This photo courtesy of the Minnesota Historical Society has former governor Orville Freeman standing next to Finland’s prime minister Reino Kuuskoski at a 1958 event in Minnneapolis.
The prime minister is presenting Freeman with a handwoven Finnish rug typical of the art and craft of the country.
Finnish textiles will be among the items on display at an event that is a true antidote for the midwinter blahs.
The Good Design Is Forever event takes place in south Minneapolis, Saturday, Jan. 28.
First of all, the gathering is inside a work of art – Christ Church Lutheran – a national historic landmark designed by Finnish architect Eliel Saarinen with an addition by Eero, Saarinen’s son.
Besides textiles, there’ll be exhibits of Finnish glass along with music, films and food.
There’ll be art projects for the kids.
You can tour the church.
Did I say free?
Finns are fun. Besides great design, they have a fascinating, if challenging, language.
Put “terve” (hello, or good health to you) in your collection of greetings – (TARE veh and roll the “r” with gusto) – when you visit the Saturday event and hold on. Native speakers will turn to look at you, correct your pronunciation, and help you learn some other amazing words.
Finns are a smaller but influential ethnic group in Minnesota. Lots of them came to work in the mines on the Iron Range.
More recently, a fellow named Osmo has helped take the Minnesota Orchestra to new levels of artistry.
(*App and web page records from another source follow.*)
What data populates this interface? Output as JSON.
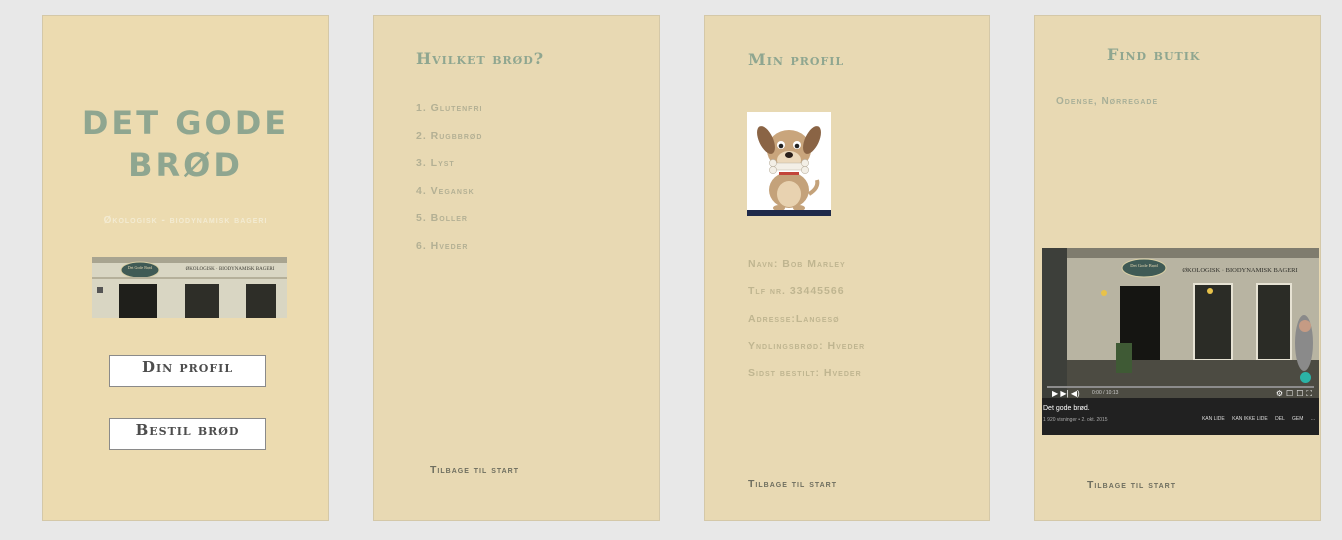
{
  "home": {
    "title_line1": "DET GODE",
    "title_line2": "BRØD",
    "tagline": "Økologisk - biodynamisk bageri",
    "profile_button": "Din profil",
    "order_button": "Bestil brød"
  },
  "order": {
    "heading": "Hvilket brød?",
    "items": [
      "1. Glutenfri",
      "2. Rugbbrød",
      "3. Lyst",
      "4. Vegansk",
      "5. Boller",
      "6. Hveder"
    ],
    "back": "Tilbage til start"
  },
  "profile": {
    "heading": "Min profil",
    "name": "Navn: Bob Marley",
    "phone": "Tlf nr. 33445566",
    "address": "Adresse:Langesø",
    "favorite": "Yndlingsbrød: Hveder",
    "last_order": "Sidst bestilt: Hveder",
    "back": "Tilbage til start"
  },
  "store": {
    "heading": "Find butik",
    "location": "Odense, Nørregade",
    "video_title": "Det gode brød.",
    "video_sub": "1 920 visninger • 2. okt. 2015",
    "video_time": "0:00 / 10:13",
    "video_actions": [
      "KAN LIDE",
      "KAN IKKE LIDE",
      "DEL",
      "GEM",
      "..."
    ],
    "back": "Tilbage til start"
  },
  "sign_text": "ØKOLOGISK · BIODYNAMISK BAGERI",
  "logo_text": "Det Gode Brød",
  "colors": {
    "background": "#e8e8e8",
    "card": "#e8d9b3",
    "accent_green": "#8fa690",
    "button_text": "#4d4d4d"
  }
}
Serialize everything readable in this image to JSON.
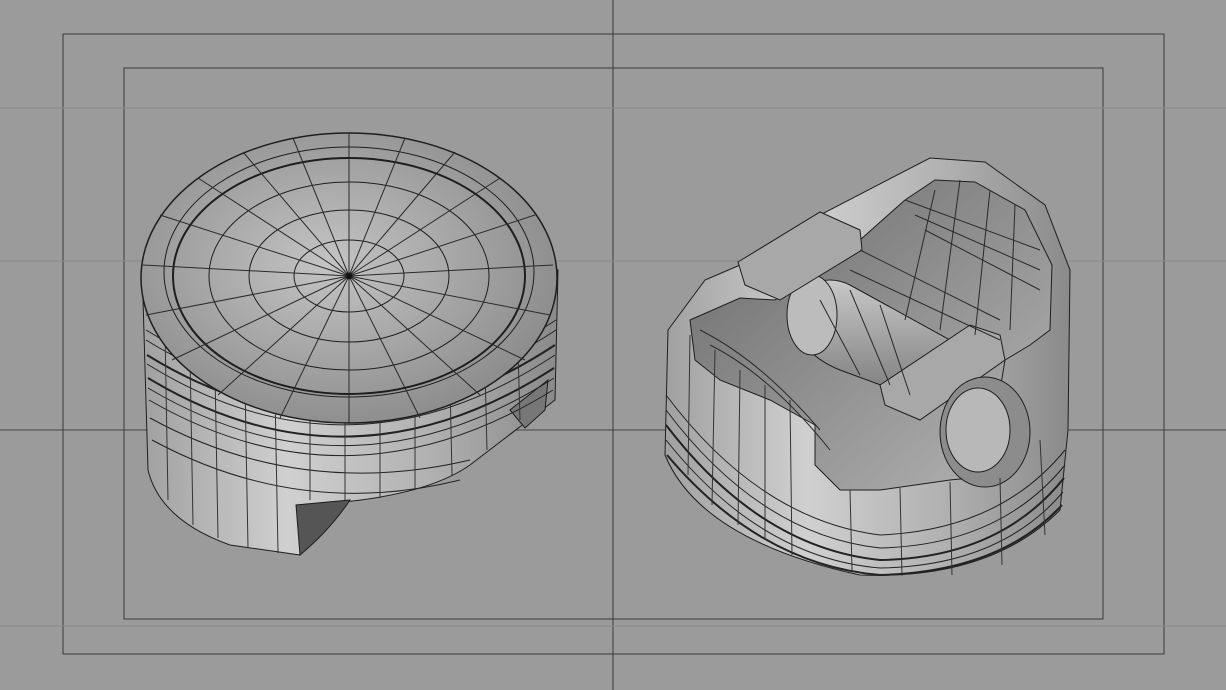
{
  "viewport": {
    "background": "#9b9b9b",
    "wire_color": "#1e1e1e",
    "guide_color": "#3a3a3a"
  },
  "models": [
    {
      "name": "piston-top-view",
      "icon": "piston-crown-icon"
    },
    {
      "name": "piston-bottom-view",
      "icon": "piston-underside-icon"
    }
  ]
}
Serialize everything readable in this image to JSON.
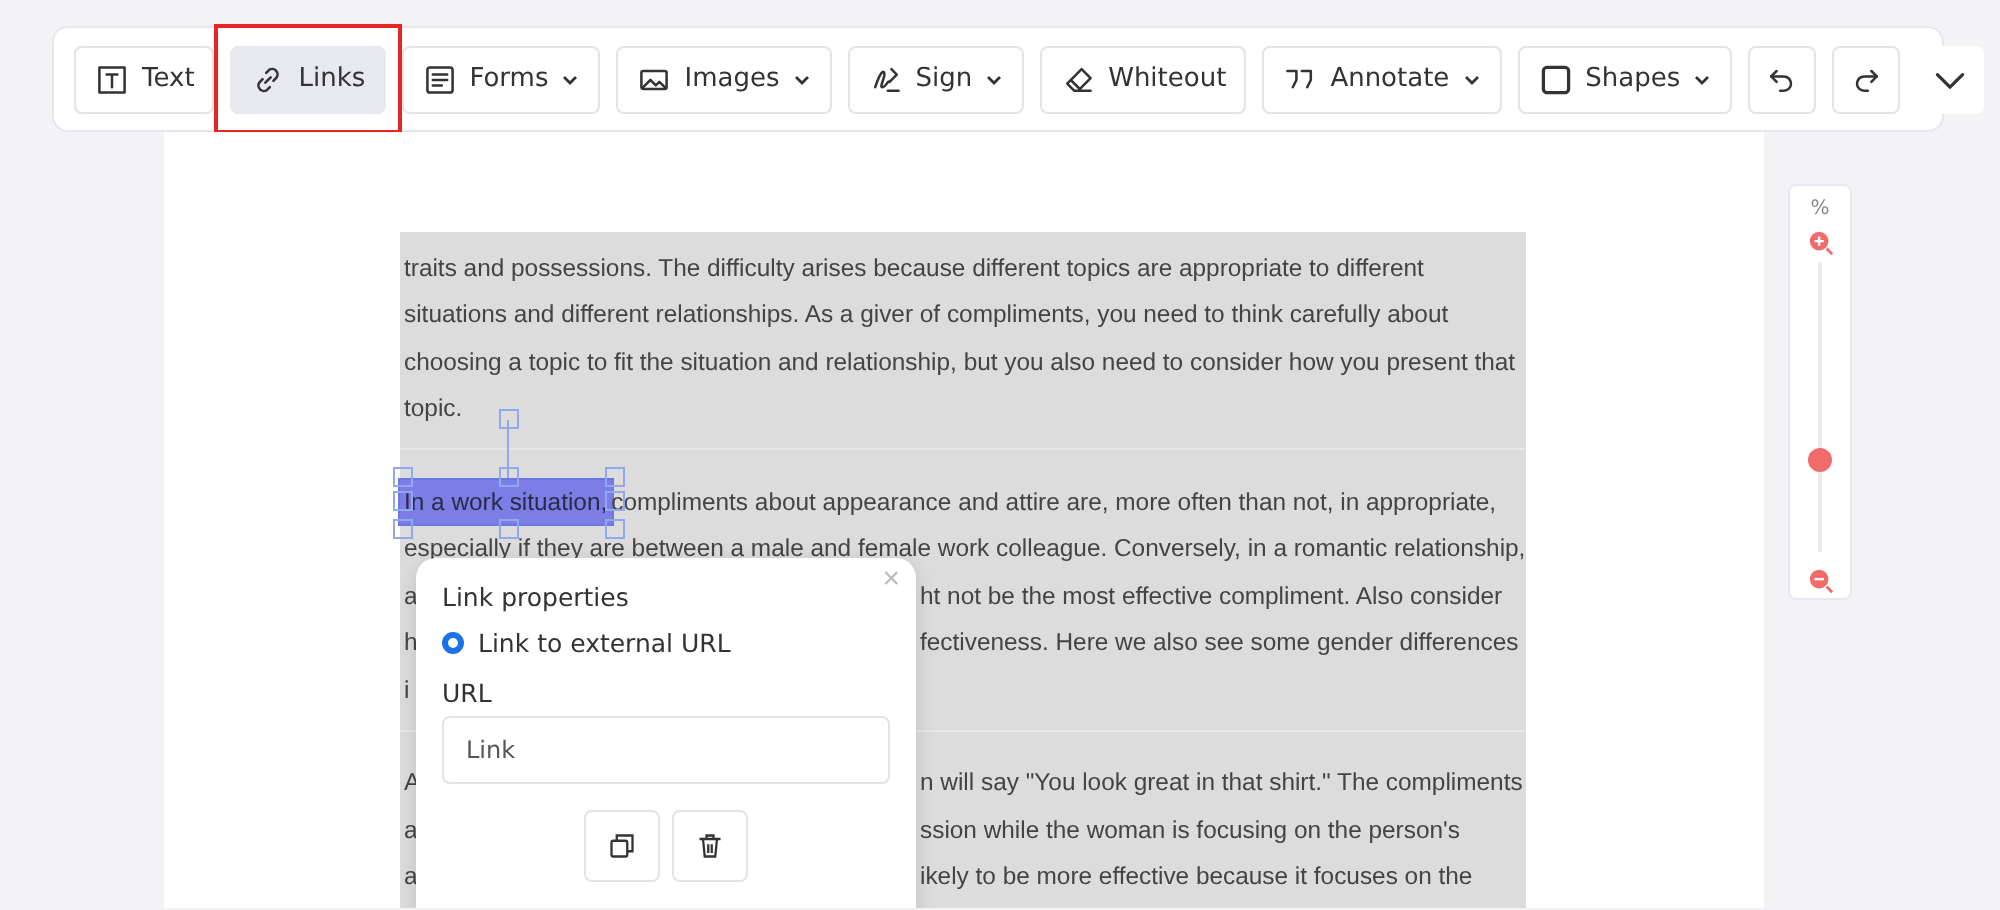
{
  "toolbar": {
    "tools": [
      {
        "kind": "text",
        "label": "Text",
        "selected": false,
        "dropdown": false,
        "outlined": false
      },
      {
        "kind": "link",
        "label": "Links",
        "selected": true,
        "dropdown": false,
        "outlined": true
      },
      {
        "kind": "forms",
        "label": "Forms",
        "selected": false,
        "dropdown": true,
        "outlined": false
      },
      {
        "kind": "images",
        "label": "Images",
        "selected": false,
        "dropdown": true,
        "outlined": false
      },
      {
        "kind": "sign",
        "label": "Sign",
        "selected": false,
        "dropdown": true,
        "outlined": false
      },
      {
        "kind": "whiteout",
        "label": "Whiteout",
        "selected": false,
        "dropdown": false,
        "outlined": false
      },
      {
        "kind": "annotate",
        "label": "Annotate",
        "selected": false,
        "dropdown": true,
        "outlined": false
      },
      {
        "kind": "shapes",
        "label": "Shapes",
        "selected": false,
        "dropdown": true,
        "outlined": false
      },
      {
        "kind": "undo",
        "selected": false,
        "dropdown": false,
        "outlined": false
      },
      {
        "kind": "redo",
        "selected": false,
        "dropdown": false,
        "outlined": false
      },
      {
        "kind": "more",
        "selected": false,
        "dropdown": false,
        "outlined": false
      }
    ]
  },
  "document": {
    "paragraphs": [
      {
        "lines": [
          {
            "segments": [
              {
                "text": "traits and possessions. The difficulty arises because different topics are appropriate to different",
                "link": false
              }
            ]
          },
          {
            "segments": [
              {
                "text": "situations and different relationships. As a giver of compliments, you need to think carefully about",
                "link": false
              }
            ]
          },
          {
            "segments": [
              {
                "text": "choosing a topic to fit the situation and relationship, but you also need to consider how you present that",
                "link": false
              }
            ]
          },
          {
            "segments": [
              {
                "text": "topic.",
                "link": false
              }
            ]
          }
        ]
      },
      {
        "lines": [
          {
            "segments": [
              {
                "text": "In a work situation,",
                "link": true
              },
              {
                "text": " compliments about appearance and attire are, more often than not, in appropriate,",
                "link": false
              }
            ]
          },
          {
            "segments": [
              {
                "text": "especially if they are between a male and female work colleague. Conversely, in a romantic relationship,",
                "link": false
              }
            ]
          },
          {
            "left": "a",
            "right": "ht not be the most effective compliment. Also consider"
          },
          {
            "left": "h",
            "right": "fectiveness. Here we also see some gender differences"
          },
          {
            "left": "i"
          }
        ]
      },
      {
        "lines": [
          {
            "left": "A",
            "right": "n will say \"You look great in that shirt.\" The compliments"
          },
          {
            "left": "a",
            "right": "ssion while the woman is focusing on the person's"
          },
          {
            "left": "a",
            "right": "ikely to be more effective because it focuses on the"
          }
        ]
      }
    ]
  },
  "link_popup": {
    "title": "Link properties",
    "close": "×",
    "option": {
      "label": "Link to external URL",
      "selected": true
    },
    "url_label": "URL",
    "url_field": {
      "placeholder": "Link"
    },
    "actions": [
      {
        "kind": "copy"
      },
      {
        "kind": "delete"
      }
    ]
  },
  "zoom": {
    "label": "%",
    "level": 0.32
  }
}
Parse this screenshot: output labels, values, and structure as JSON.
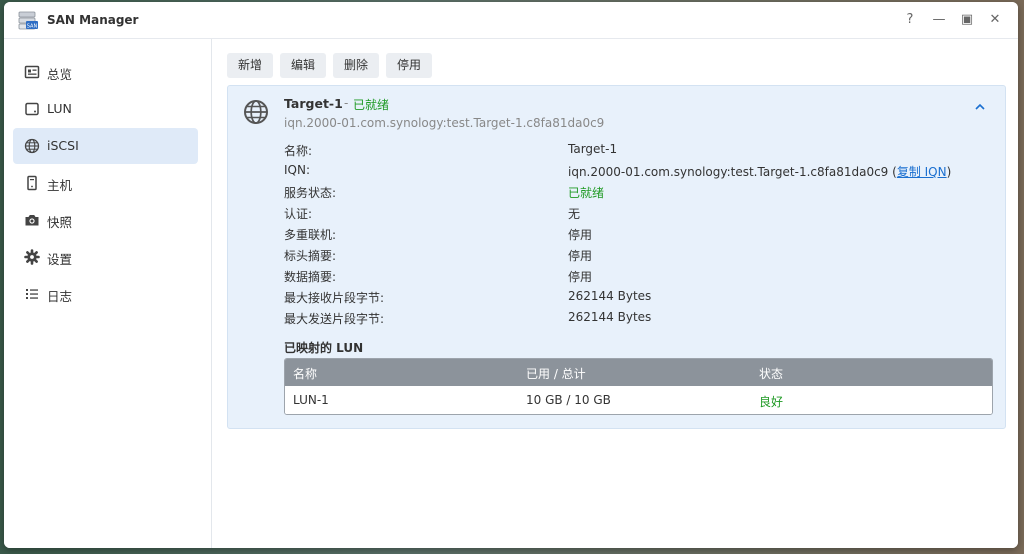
{
  "window": {
    "title": "SAN Manager",
    "controls": {
      "help": "?",
      "minimize": "—",
      "maximize": "▣",
      "close": "✕"
    }
  },
  "sidebar": {
    "items": [
      {
        "label": "总览",
        "icon": "overview-icon",
        "active": false
      },
      {
        "label": "LUN",
        "icon": "lun-icon",
        "active": false
      },
      {
        "label": "iSCSI",
        "icon": "globe-icon",
        "active": true
      },
      {
        "label": "主机",
        "icon": "host-icon",
        "active": false
      },
      {
        "label": "快照",
        "icon": "camera-icon",
        "active": false
      },
      {
        "label": "设置",
        "icon": "gear-icon",
        "active": false
      },
      {
        "label": "日志",
        "icon": "list-icon",
        "active": false
      }
    ]
  },
  "toolbar": {
    "add_label": "新增",
    "edit_label": "编辑",
    "delete_label": "删除",
    "disable_label": "停用"
  },
  "target": {
    "name": "Target-1",
    "dash": "-",
    "status": "已就绪",
    "iqn": "iqn.2000-01.com.synology:test.Target-1.c8fa81da0c9",
    "details": {
      "name_label": "名称:",
      "name_value": "Target-1",
      "iqn_label": "IQN:",
      "iqn_value": "iqn.2000-01.com.synology:test.Target-1.c8fa81da0c9",
      "iqn_open": " (",
      "copy_iqn": "复制 IQN",
      "iqn_close": ")",
      "service_label": "服务状态:",
      "service_value": "已就绪",
      "auth_label": "认证:",
      "auth_value": "无",
      "multi_label": "多重联机:",
      "multi_value": "停用",
      "header_digest_label": "标头摘要:",
      "header_digest_value": "停用",
      "data_digest_label": "数据摘要:",
      "data_digest_value": "停用",
      "max_recv_label": "最大接收片段字节:",
      "max_recv_value": "262144 Bytes",
      "max_send_label": "最大发送片段字节:",
      "max_send_value": "262144 Bytes"
    },
    "mapped_lun_title": "已映射的 LUN",
    "lun_table": {
      "headers": [
        "名称",
        "已用 / 总计",
        "状态"
      ],
      "rows": [
        [
          "LUN-1",
          "10 GB / 10 GB",
          "良好"
        ]
      ]
    }
  },
  "colors": {
    "accent": "#1a6fd0",
    "status_ok": "#1f9a24",
    "active_bg": "#dfeaf8",
    "panel_bg": "#e8f1fb"
  }
}
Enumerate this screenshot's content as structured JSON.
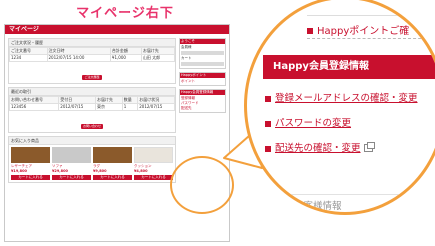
{
  "caption": "マイページ右下",
  "mini_page": {
    "header_title": "マイページ",
    "sections": [
      {
        "title": "ご注文状況・履歴",
        "columns": [
          "ご注文番号",
          "注文日時",
          "合計金額",
          "お届け先"
        ],
        "row": [
          "1234",
          "2012/07/15 14:00",
          "¥1,000",
          "山田 太郎"
        ],
        "button": "ご注文履歴"
      },
      {
        "title": "最近の取引",
        "columns": [
          "お問い合わせ番号",
          "受付日",
          "お届け先",
          "数量",
          "お届け状況"
        ],
        "row": [
          "123456",
          "2012/07/15",
          "東京",
          "1",
          "2012/07/15"
        ],
        "button": "お問い合わせ"
      },
      {
        "title": "お気に入り商品"
      }
    ],
    "favorites": [
      {
        "name": "レザーチェア",
        "price": "¥19,800",
        "button": "カートに入れる"
      },
      {
        "name": "ソファ",
        "price": "¥29,800",
        "button": "カートに入れる"
      },
      {
        "name": "ラグ",
        "price": "¥9,800",
        "button": "カートに入れる"
      },
      {
        "name": "クッション",
        "price": "¥4,800",
        "button": "カートに入れる"
      }
    ],
    "right_boxes": [
      {
        "title": "ようこそ",
        "lines": [
          "会員様",
          "カート"
        ]
      },
      {
        "title": "Happyポイント",
        "lines": [
          "ポイント"
        ]
      },
      {
        "title": "Happy会員登録情報",
        "lines": [
          "登録情報",
          "パスワード",
          "配送先"
        ]
      }
    ]
  },
  "zoom": {
    "top_link": "Happyポイントご確",
    "section_title": "Happy会員登録情報",
    "links": [
      "登録メールアドレスの確認・変更",
      "パスワードの変更",
      "配送先の確認・変更"
    ],
    "bottom_text": "他のお客様情報"
  },
  "colors": {
    "accent": "#c8102e",
    "highlight": "#f3a03c",
    "caption": "#e8336b"
  }
}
Years ago, my colleague Mary Losure and I did a piece on the Finns in Minnesota.
I wonder whatever became of the rug?